That being said, this was probably also my least favorite of the three books. It felt more rushed, had insta-love with little page time devoted to developing the relationship, and was less immersed in fairy tales than its predecessors. Granted, Day George was pregnant as she wrote this, and nursing an infant while editing, so she probably didn't have as much time or energy to commit to the final book. This book also read more tween-ish, bridging the gap between her middle-grade novels and her teen ones, and in this way, didn't have the same feel as the prior two books. There was also less character development, it seemed, because it relied heavily on knowing readers had read the previous books and didn't need to know the supporting cast as well this time around. Then again, there are a lot more characters taking up page time, which leaves less pages for developmental purposes. To begin with, twelve princesses! Petunia is perhaps my least favorite of the princesses; I cared for her less than I did the main characters in the first two books, perhaps because she was too naive. On the other hand, Oliver felt more well-developed. I really enjoyed his backstory, as well as the way he had his own tale to play out. His motivations rang true, and I really liked the way he was disguised.

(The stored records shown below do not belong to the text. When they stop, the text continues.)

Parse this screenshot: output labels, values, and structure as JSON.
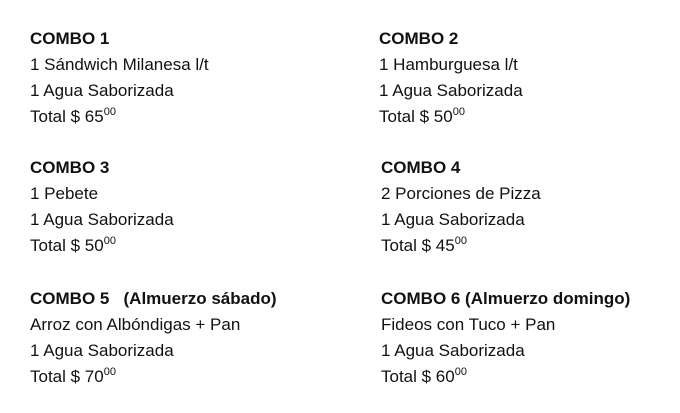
{
  "combos": [
    {
      "title": "COMBO 1",
      "items": [
        "1 Sándwich Milanesa l/t",
        "1 Agua Saborizada"
      ],
      "total_label": "Total $ 65",
      "total_cents": "00"
    },
    {
      "title": "COMBO 2",
      "items": [
        "1 Hamburguesa l/t",
        "1 Agua Saborizada"
      ],
      "total_label": "Total $ 50",
      "total_cents": "00"
    },
    {
      "title": "COMBO 3",
      "items": [
        "1 Pebete",
        "1 Agua Saborizada"
      ],
      "total_label": "Total $ 50",
      "total_cents": "00"
    },
    {
      "title": "COMBO 4",
      "items": [
        "2 Porciones de Pizza",
        "1 Agua Saborizada"
      ],
      "total_label": "Total $ 45",
      "total_cents": "00"
    },
    {
      "title": "COMBO 5   (Almuerzo sábado)",
      "items": [
        "Arroz con Albóndigas + Pan",
        "1 Agua Saborizada"
      ],
      "total_label": "Total $ 70",
      "total_cents": "00"
    },
    {
      "title": "COMBO 6 (Almuerzo domingo)",
      "items": [
        "Fideos con Tuco + Pan",
        "1 Agua Saborizada"
      ],
      "total_label": "Total $ 60",
      "total_cents": "00"
    }
  ]
}
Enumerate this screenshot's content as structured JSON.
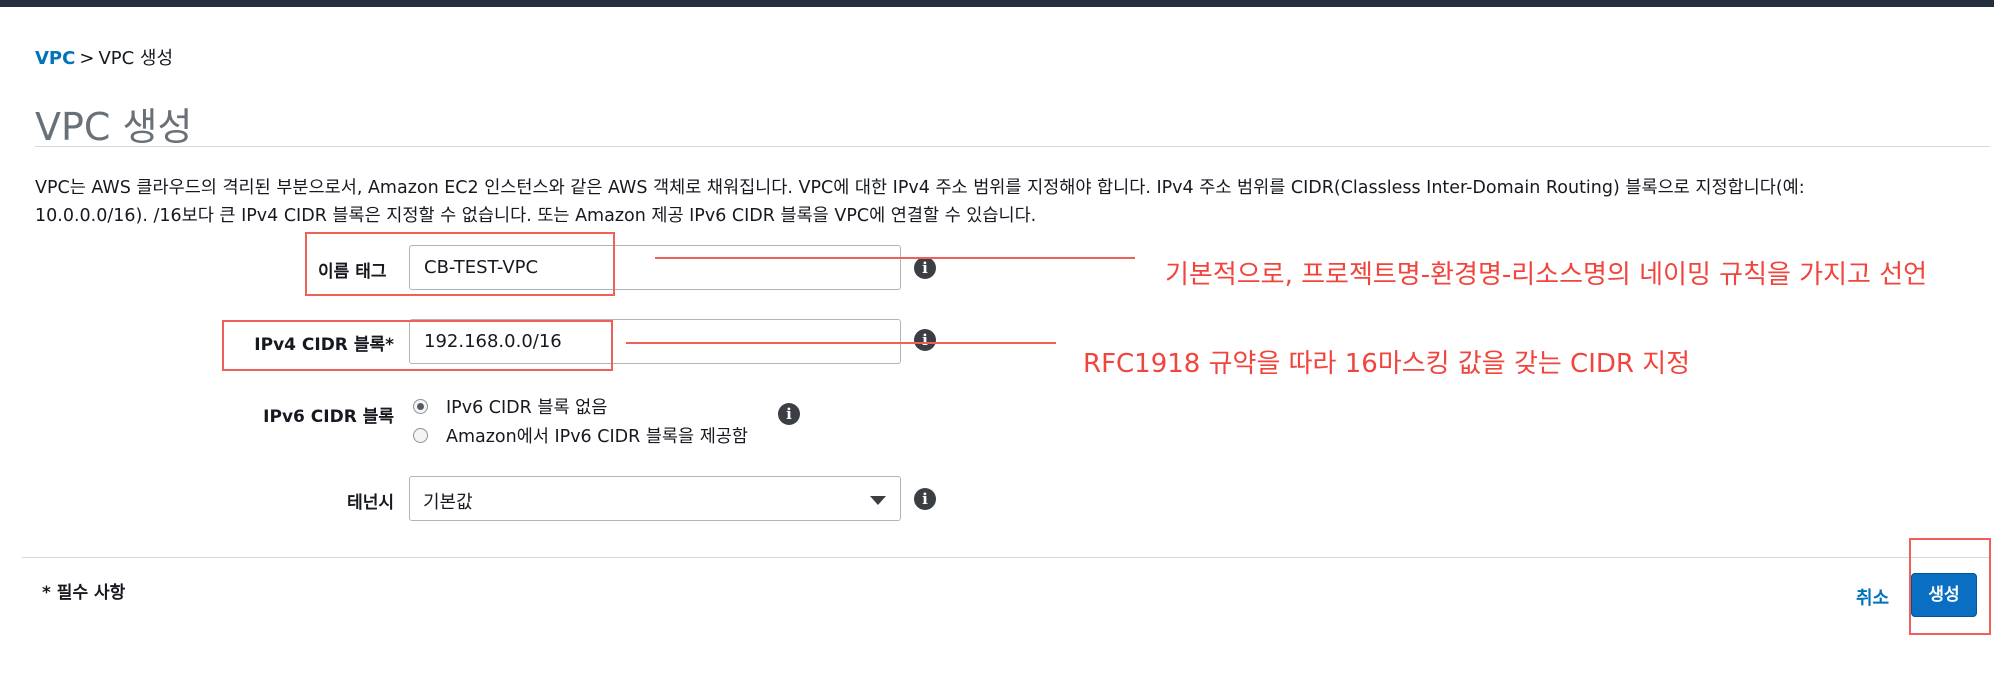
{
  "breadcrumb": {
    "root": "VPC",
    "separator": ">",
    "current": "VPC 생성"
  },
  "page": {
    "title": "VPC 생성",
    "description": "VPC는 AWS 클라우드의 격리된 부분으로서, Amazon EC2 인스턴스와 같은 AWS 객체로 채워집니다. VPC에 대한 IPv4 주소 범위를 지정해야 합니다. IPv4 주소 범위를 CIDR(Classless Inter-Domain Routing) 블록으로 지정합니다(예: 10.0.0.0/16). /16보다 큰 IPv4 CIDR 블록은 지정할 수 없습니다. 또는 Amazon 제공 IPv6 CIDR 블록을 VPC에 연결할 수 있습니다."
  },
  "form": {
    "name_tag": {
      "label": "이름 태그",
      "value": "CB-TEST-VPC"
    },
    "ipv4_cidr": {
      "label": "IPv4 CIDR 블록*",
      "value": "192.168.0.0/16"
    },
    "ipv6_cidr": {
      "label": "IPv6 CIDR 블록",
      "options": [
        "IPv6 CIDR 블록 없음",
        "Amazon에서 IPv6 CIDR 블록을 제공함"
      ],
      "selected_index": 0
    },
    "tenancy": {
      "label": "테넌시",
      "value": "기본값"
    }
  },
  "info_icon_glyph": "i",
  "footer": {
    "required_note": "* 필수 사항",
    "cancel_label": "취소",
    "create_label": "생성"
  },
  "annotations": [
    {
      "target": "name_tag",
      "text": "기본적으로, 프로젝트명-환경명-리소스명의 네이밍 규칙을 가지고 선언"
    },
    {
      "target": "ipv4_cidr",
      "text": "RFC1918 규약을 따라 16마스킹 값을 갖는 CIDR 지정"
    }
  ],
  "colors": {
    "link": "#0073bb",
    "primary_button": "#0a6fc2",
    "annotation": "#f0443c",
    "top_bar": "#232f3e"
  },
  "icons": [
    "info-icon",
    "chevron-down-icon",
    "radio-button"
  ]
}
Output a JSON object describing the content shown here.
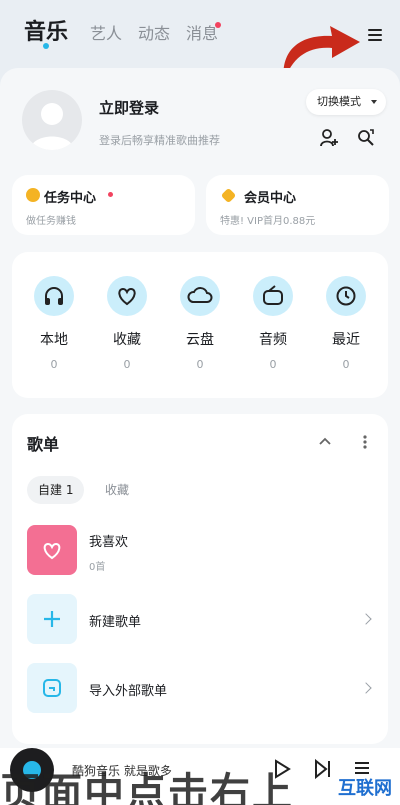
{
  "nav": {
    "tabs": [
      {
        "label": "音乐",
        "active": true
      },
      {
        "label": "艺人",
        "active": false
      },
      {
        "label": "动态",
        "active": false
      },
      {
        "label": "消息",
        "active": false,
        "badge": true
      }
    ]
  },
  "profile": {
    "title": "立即登录",
    "subtitle": "登录后畅享精准歌曲推荐",
    "switch_mode": "切换模式"
  },
  "cards": {
    "task": {
      "title": "任务中心",
      "subtitle": "做任务赚钱"
    },
    "vip": {
      "title": "会员中心",
      "subtitle": "特惠! VIP首月0.88元"
    }
  },
  "quick": [
    {
      "label": "本地",
      "count": "0",
      "icon": "headphones-icon"
    },
    {
      "label": "收藏",
      "count": "0",
      "icon": "heart-icon"
    },
    {
      "label": "云盘",
      "count": "0",
      "icon": "cloud-icon"
    },
    {
      "label": "音频",
      "count": "0",
      "icon": "radio-icon"
    },
    {
      "label": "最近",
      "count": "0",
      "icon": "clock-icon"
    }
  ],
  "playlist": {
    "title": "歌单",
    "tabs": {
      "own": "自建 1",
      "fav": "收藏"
    },
    "rows": [
      {
        "title": "我喜欢",
        "sub": "0首"
      },
      {
        "title": "新建歌单"
      },
      {
        "title": "导入外部歌单"
      }
    ]
  },
  "player": {
    "text": "酷狗音乐  就是歌多"
  },
  "overlay": {
    "text": "页面中点击右上"
  },
  "watermark": {
    "text": "互联网"
  },
  "colors": {
    "accent": "#27b7e8",
    "pink": "#f36f93",
    "light_blue": "#cbeefb",
    "red_arrow": "#c92a1b"
  }
}
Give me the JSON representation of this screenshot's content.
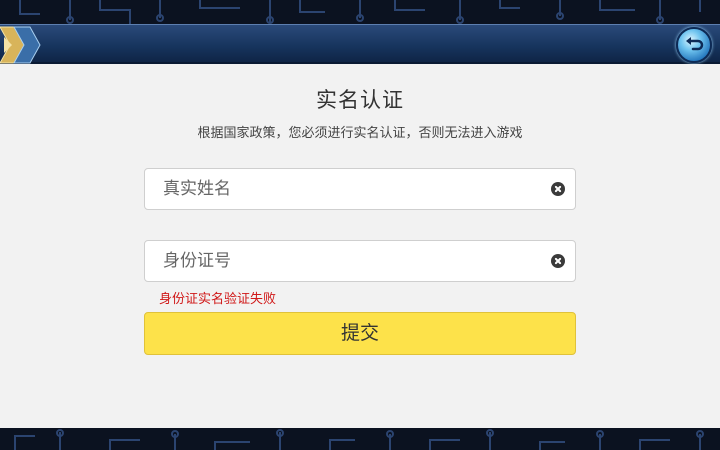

I'm not saying this is a weak book, because it's certainly not. It's still much better than a lot of other books out there. It just isn't my favorite novel by Day George. I'll still be buying a copy when it comes out in paperback (Because all my other books by her are in paperback, and whether they're hardcover/paperback/ebook/what-have-you, they MUST match!) and letting it sit proudly on my Fairy Tale Shelf. It was still an enjoyable read, and in some ways, I think first-time readers to the series or readers in the actual age demographic this was written for will get more out of it than repeat world-visitors in some ways, but I think the repeaters will still enjoy themselves. There are sentences and minor characters brought in/back just for us, an inside-joke. I love when we see such moments in fiction and go, "Oh, yeah!" after forgetting for so long. For those of us who love seeing what happens after Happily Ever After, it's nice to see how lives continue, twist, and change, and was a true ending to the series in this aspect.